→ Task to carry out
Which lines of the entries below hold the word "content"? Report each of them.

(Stored data entries)
-----

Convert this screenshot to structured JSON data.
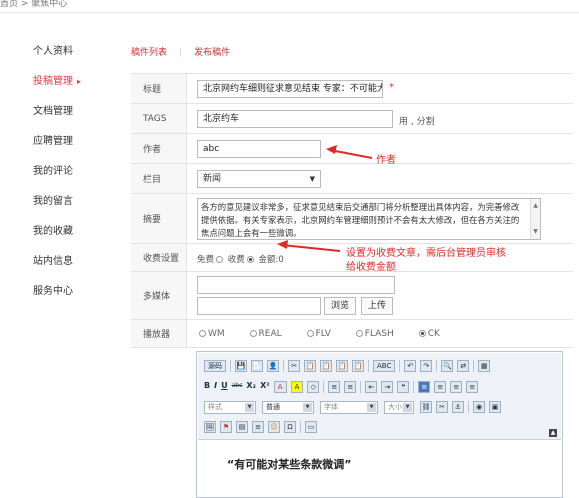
{
  "breadcrumb": "首页 > 聚焦中心",
  "sidebar": {
    "items": [
      {
        "label": "个人资料",
        "active": false
      },
      {
        "label": "投稿管理",
        "active": true,
        "caret": "▸"
      },
      {
        "label": "文档管理",
        "active": false
      },
      {
        "label": "应聘管理",
        "active": false
      },
      {
        "label": "我的评论",
        "active": false
      },
      {
        "label": "我的留言",
        "active": false
      },
      {
        "label": "我的收藏",
        "active": false
      },
      {
        "label": "站内信息",
        "active": false
      },
      {
        "label": "服务中心",
        "active": false
      }
    ]
  },
  "tabs": {
    "list": "稿件列表",
    "sep": "|",
    "publish": "发布稿件"
  },
  "form": {
    "title": {
      "label": "标题",
      "value": "北京网约车细则征求意见结束 专家：不可能大改",
      "required": "*"
    },
    "tags": {
      "label": "TAGS",
      "value": "北京约车",
      "hint": "用 , 分割"
    },
    "author": {
      "label": "作者",
      "value": "abc"
    },
    "column": {
      "label": "栏目",
      "value": "新闻",
      "arrow": "▼"
    },
    "summary": {
      "label": "摘要",
      "value": "各方的意见建议非常多，征求意见结束后交通部门将分析整理出具体内容，为完善修改提供依据。有关专家表示，北京网约车管理细则预计不会有太大修改，但在各方关注的焦点问题上会有一些微调。"
    },
    "charge": {
      "label": "收费设置",
      "free": "免费",
      "paid": "收费",
      "amount_label": "金额:",
      "amount_value": "0"
    },
    "media": {
      "label": "多媒体",
      "browse": "浏览",
      "upload": "上传"
    },
    "player": {
      "label": "播放器",
      "options": [
        "WM",
        "REAL",
        "FLV",
        "FLASH",
        "CK"
      ],
      "selected": "CK"
    }
  },
  "editor": {
    "toolbar": {
      "row1": [
        "源码",
        "💾",
        "📄",
        "👤",
        "✂",
        "📋",
        "📋",
        "📋",
        "📋",
        "ABC",
        "↶",
        "↷",
        "🔍",
        "⇄",
        "▦"
      ],
      "row2": [
        "B",
        "I",
        "U",
        "abc",
        "X₂",
        "X²",
        "A",
        "A",
        "◇",
        "≡",
        "≡",
        "⇤",
        "⇥",
        "❝",
        "≡",
        "≡",
        "≡",
        "≡"
      ],
      "format_sel": "样式",
      "para_sel": "普通",
      "font_sel": "字体",
      "size_sel": "大小",
      "row3_icons": [
        "🖼",
        "⚑",
        "▤",
        "≡",
        "☺",
        "Ω",
        "▭"
      ]
    },
    "content": "“有可能对某些条款微调”"
  },
  "annotations": {
    "author_note": "作者",
    "charge_note_line1": "设置为收费文章，需后台管理员审核",
    "charge_note_line2": "给收费金额"
  },
  "colors": {
    "accent": "#e03a3a",
    "annotation": "#e02a2a"
  }
}
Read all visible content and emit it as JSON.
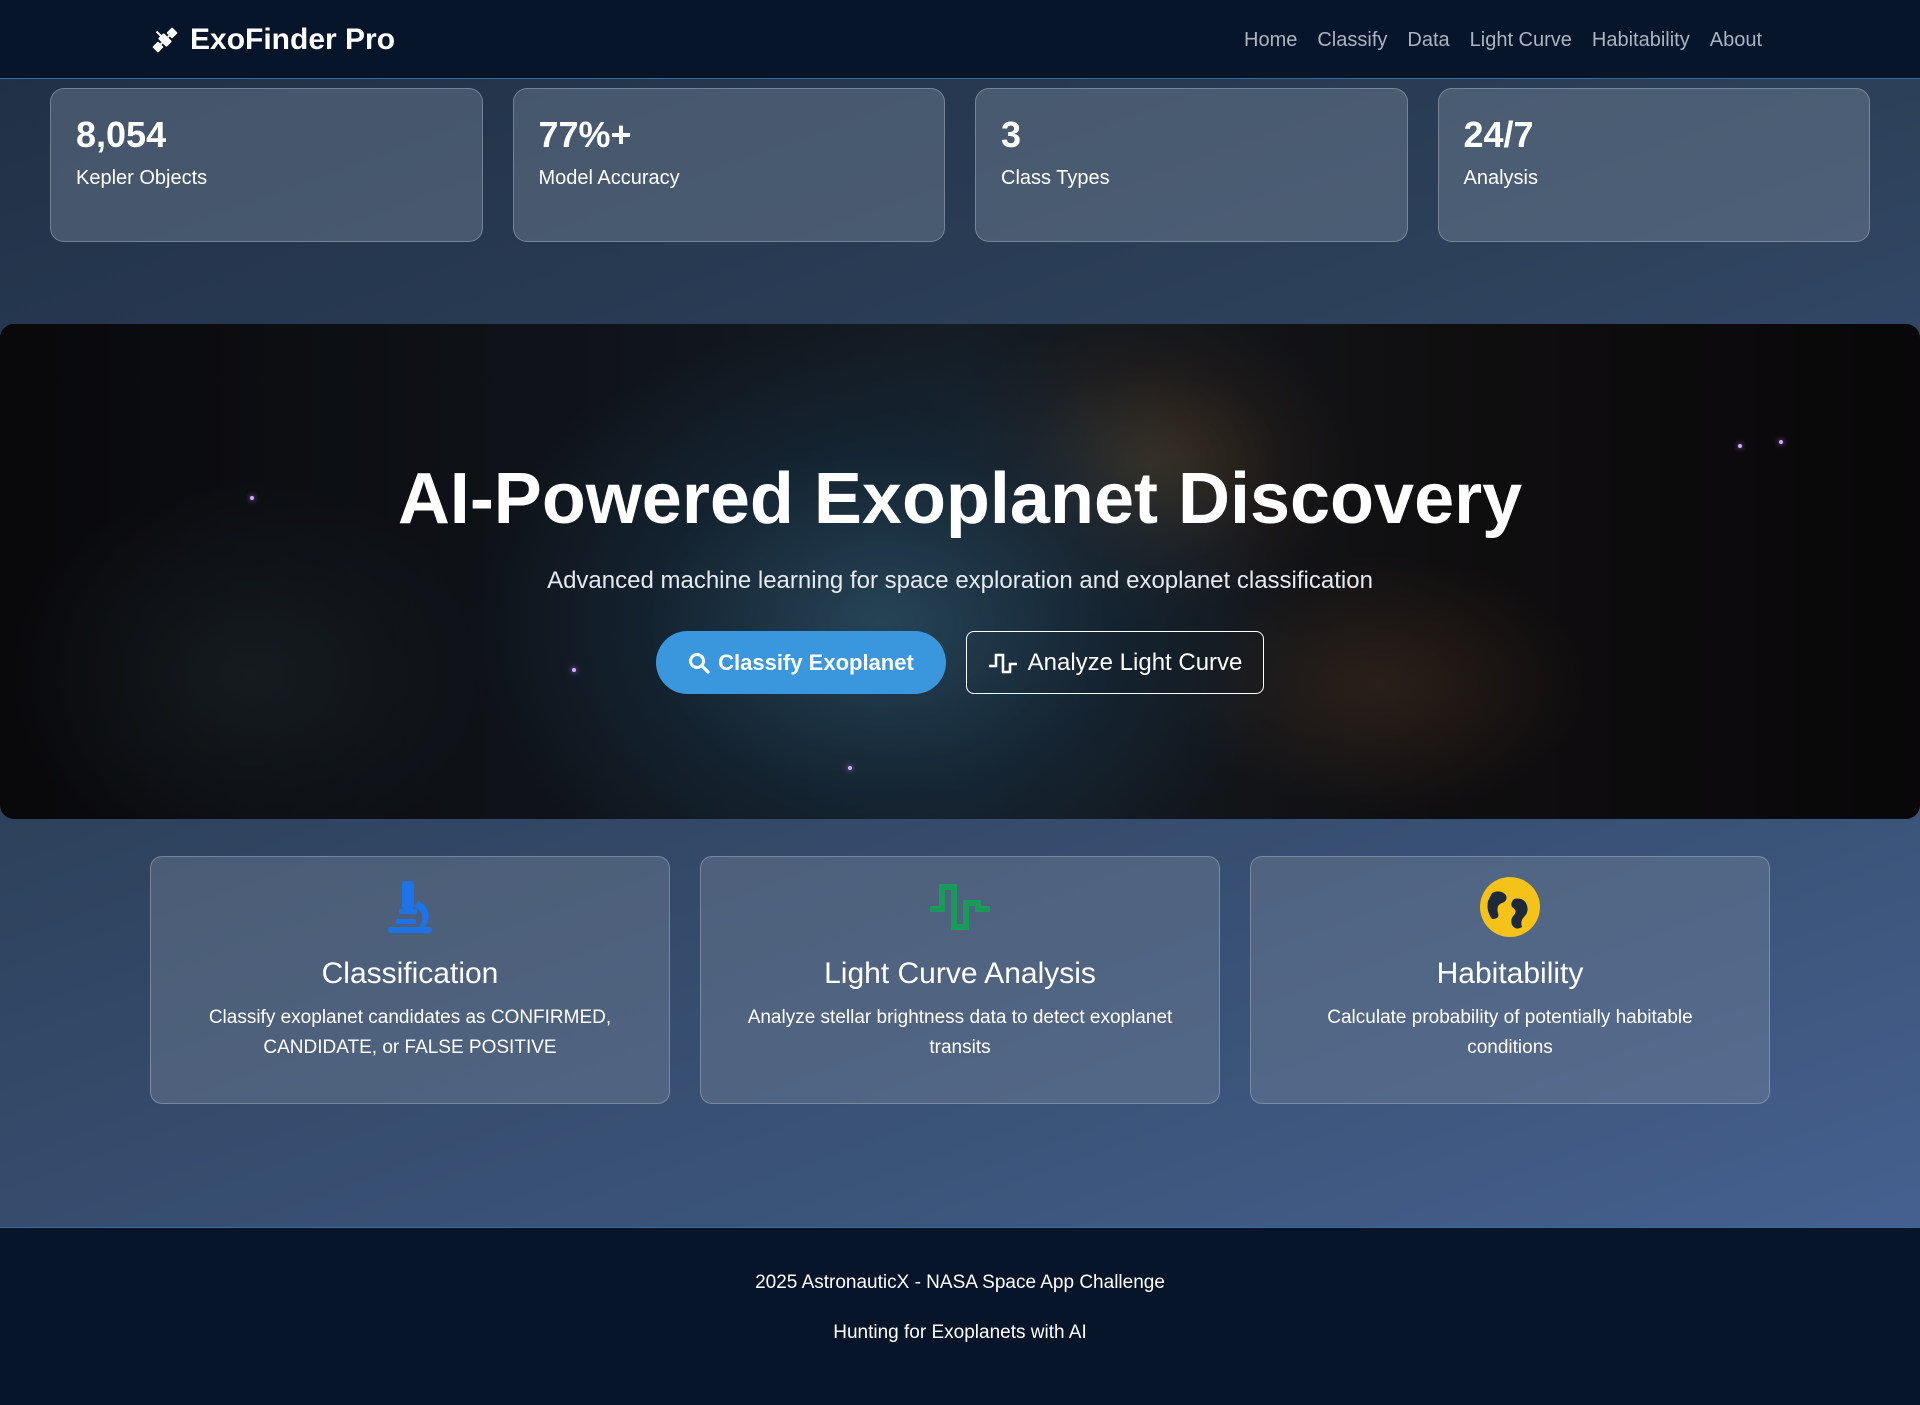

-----

→ Solution below
    "content": "“有可能对某些条款微调”"
Read all visible content and emit it as JSON.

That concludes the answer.